(Corrects final paragraph to say shares down 46 pct this year not up)
LONDON, Aug 20 (Reuters) - British luxury bag maker Mulberry said on Monday it would take a 3 million pound ($3.8 million) hit from the administration of House of Fraser earlier this month, adding to the toll it faces from tough conditions in its home market.
Mulberry operates 21 concessions in House of Fraser, the department stores group that was bought from administrators by Sports Direct, the sportswear retailer controlled by tycoon Mike Ashley.
The company, whose bags sell for around 1,000 pounds, said the cost, which reflects debtor balances, fixed assets and potential restructuring, would be an exceptional item in its results for the six months to end-September.
It said the upheaval at House of Fraser was compounded by deteriorating trading conditions in Britain.
“Since the group reported in June 2018, the UK market has continued to remain challenging and sales in House of Fraser stores have been particularly affected,” it said.
“If these sales trends in the UK continue into the key trading period of the second half of the financial year, the group’s profit for the whole year will be materially reduced.”
Mulberry said trading in the rest of the world was broadly in line with its expectations and its cash position was strong, supporting its ambition to become a global luxury brand.
Sports Direct bought House of Fraser from its administrators for 90 million pounds after an earlier rescue plan, involving shutting 31 stores, was thwarted after Chinese group C.banner pulled out of a plan to invest.
Media reports have said Sports Direct is only planning to pay suppliers and concession operators for goods sold since it took over the group.

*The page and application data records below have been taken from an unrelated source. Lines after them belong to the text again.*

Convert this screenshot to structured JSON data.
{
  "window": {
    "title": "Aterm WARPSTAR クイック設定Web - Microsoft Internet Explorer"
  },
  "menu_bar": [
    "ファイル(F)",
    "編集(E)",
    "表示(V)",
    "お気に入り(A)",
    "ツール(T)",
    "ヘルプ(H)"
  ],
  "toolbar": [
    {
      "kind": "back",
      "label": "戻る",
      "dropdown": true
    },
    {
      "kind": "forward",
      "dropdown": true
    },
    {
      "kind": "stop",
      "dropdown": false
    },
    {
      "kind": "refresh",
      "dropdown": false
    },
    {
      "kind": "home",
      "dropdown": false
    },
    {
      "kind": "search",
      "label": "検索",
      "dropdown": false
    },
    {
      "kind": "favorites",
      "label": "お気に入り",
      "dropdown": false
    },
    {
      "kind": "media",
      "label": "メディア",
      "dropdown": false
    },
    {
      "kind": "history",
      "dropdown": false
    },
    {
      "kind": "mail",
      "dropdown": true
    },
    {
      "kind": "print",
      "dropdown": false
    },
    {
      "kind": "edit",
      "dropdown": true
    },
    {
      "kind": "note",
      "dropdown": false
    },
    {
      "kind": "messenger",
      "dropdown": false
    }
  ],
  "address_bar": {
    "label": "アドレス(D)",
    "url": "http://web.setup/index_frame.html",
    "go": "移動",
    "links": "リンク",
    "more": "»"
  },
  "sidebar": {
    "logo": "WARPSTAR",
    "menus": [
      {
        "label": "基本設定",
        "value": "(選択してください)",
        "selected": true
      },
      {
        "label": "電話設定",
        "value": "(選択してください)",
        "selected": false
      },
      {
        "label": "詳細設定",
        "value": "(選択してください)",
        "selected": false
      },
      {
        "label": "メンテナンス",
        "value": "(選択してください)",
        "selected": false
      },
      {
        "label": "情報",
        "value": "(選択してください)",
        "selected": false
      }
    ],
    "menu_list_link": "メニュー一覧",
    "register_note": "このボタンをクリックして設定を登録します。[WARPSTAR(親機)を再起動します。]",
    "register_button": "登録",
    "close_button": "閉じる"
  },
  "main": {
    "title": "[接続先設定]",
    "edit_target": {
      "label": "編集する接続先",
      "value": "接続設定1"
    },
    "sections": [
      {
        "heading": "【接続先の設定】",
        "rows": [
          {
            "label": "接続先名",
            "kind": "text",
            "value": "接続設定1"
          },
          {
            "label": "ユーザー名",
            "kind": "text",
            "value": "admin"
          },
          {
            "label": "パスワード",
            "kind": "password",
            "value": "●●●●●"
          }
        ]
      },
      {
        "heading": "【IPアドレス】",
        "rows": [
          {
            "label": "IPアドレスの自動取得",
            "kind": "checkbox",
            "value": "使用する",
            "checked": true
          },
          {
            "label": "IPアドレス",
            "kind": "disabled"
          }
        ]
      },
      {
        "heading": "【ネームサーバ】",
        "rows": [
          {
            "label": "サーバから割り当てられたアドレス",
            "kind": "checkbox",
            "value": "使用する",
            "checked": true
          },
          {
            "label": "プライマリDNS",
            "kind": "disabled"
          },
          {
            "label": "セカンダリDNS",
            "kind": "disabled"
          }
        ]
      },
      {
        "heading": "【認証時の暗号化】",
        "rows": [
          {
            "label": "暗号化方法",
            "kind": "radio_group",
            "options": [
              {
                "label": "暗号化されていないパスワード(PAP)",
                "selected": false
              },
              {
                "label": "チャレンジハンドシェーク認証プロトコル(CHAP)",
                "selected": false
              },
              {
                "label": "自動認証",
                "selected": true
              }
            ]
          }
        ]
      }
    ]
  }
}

Shares in Mulberry, down 46 percent so far this year, closed Friday at 569 pence, valuing the business at 341 million pounds. (Reporting by Paul Sandle, editing by James Davey)